Restate the full set of records exactly, without adding or dropping a word.

Start of RECORDED INFORMATION

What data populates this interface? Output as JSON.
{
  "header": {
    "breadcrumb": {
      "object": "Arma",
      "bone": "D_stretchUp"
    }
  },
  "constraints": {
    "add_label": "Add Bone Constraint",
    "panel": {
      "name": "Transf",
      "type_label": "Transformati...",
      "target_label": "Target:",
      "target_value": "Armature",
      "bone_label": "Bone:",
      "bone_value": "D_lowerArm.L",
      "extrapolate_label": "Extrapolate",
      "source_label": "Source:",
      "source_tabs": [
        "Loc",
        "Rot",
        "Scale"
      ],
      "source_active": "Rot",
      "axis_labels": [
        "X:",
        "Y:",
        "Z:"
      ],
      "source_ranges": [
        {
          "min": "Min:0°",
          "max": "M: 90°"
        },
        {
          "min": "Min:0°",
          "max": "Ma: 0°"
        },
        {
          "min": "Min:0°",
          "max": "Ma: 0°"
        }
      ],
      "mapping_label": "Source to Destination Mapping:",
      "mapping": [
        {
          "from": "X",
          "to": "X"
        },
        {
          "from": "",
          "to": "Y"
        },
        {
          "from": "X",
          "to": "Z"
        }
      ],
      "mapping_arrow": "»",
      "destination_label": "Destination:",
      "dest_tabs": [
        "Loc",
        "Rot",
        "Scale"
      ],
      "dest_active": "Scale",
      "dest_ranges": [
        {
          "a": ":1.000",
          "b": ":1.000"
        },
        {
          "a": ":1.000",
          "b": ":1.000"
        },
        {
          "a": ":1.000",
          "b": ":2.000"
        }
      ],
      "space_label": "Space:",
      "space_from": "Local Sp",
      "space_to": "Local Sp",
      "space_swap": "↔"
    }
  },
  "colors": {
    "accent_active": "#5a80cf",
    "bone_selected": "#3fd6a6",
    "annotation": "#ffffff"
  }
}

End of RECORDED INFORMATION

TASK ANSWER:
What data populates this interface? Output as JSON.
{
  "header": {
    "breadcrumb": {
      "object": "Arma",
      "bone": "D_stretchUp"
    }
  },
  "constraints": {
    "add_label": "Add Bone Constraint",
    "panel": {
      "name": "Transf",
      "type_label": "Transformati...",
      "target_label": "Target:",
      "target_value": "Armature",
      "bone_label": "Bone:",
      "bone_value": "D_lowerArm.L",
      "extrapolate_label": "Extrapolate",
      "source_label": "Source:",
      "source_tabs": [
        "Loc",
        "Rot",
        "Scale"
      ],
      "source_active": "Rot",
      "axis_labels": [
        "X:",
        "Y:",
        "Z:"
      ],
      "source_ranges": [
        {
          "min": "Min:0°",
          "max": "M: 90°"
        },
        {
          "min": "Min:0°",
          "max": "Ma: 0°"
        },
        {
          "min": "Min:0°",
          "max": "Ma: 0°"
        }
      ],
      "mapping_label": "Source to Destination Mapping:",
      "mapping": [
        {
          "from": "X",
          "to": "X"
        },
        {
          "from": "",
          "to": "Y"
        },
        {
          "from": "X",
          "to": "Z"
        }
      ],
      "mapping_arrow": "»",
      "destination_label": "Destination:",
      "dest_tabs": [
        "Loc",
        "Rot",
        "Scale"
      ],
      "dest_active": "Scale",
      "dest_ranges": [
        {
          "a": ":1.000",
          "b": ":1.000"
        },
        {
          "a": ":1.000",
          "b": ":1.000"
        },
        {
          "a": ":1.000",
          "b": ":2.000"
        }
      ],
      "space_label": "Space:",
      "space_from": "Local Sp",
      "space_to": "Local Sp",
      "space_swap": "↔"
    }
  },
  "colors": {
    "accent_active": "#5a80cf",
    "bone_selected": "#3fd6a6",
    "annotation": "#ffffff"
  }
}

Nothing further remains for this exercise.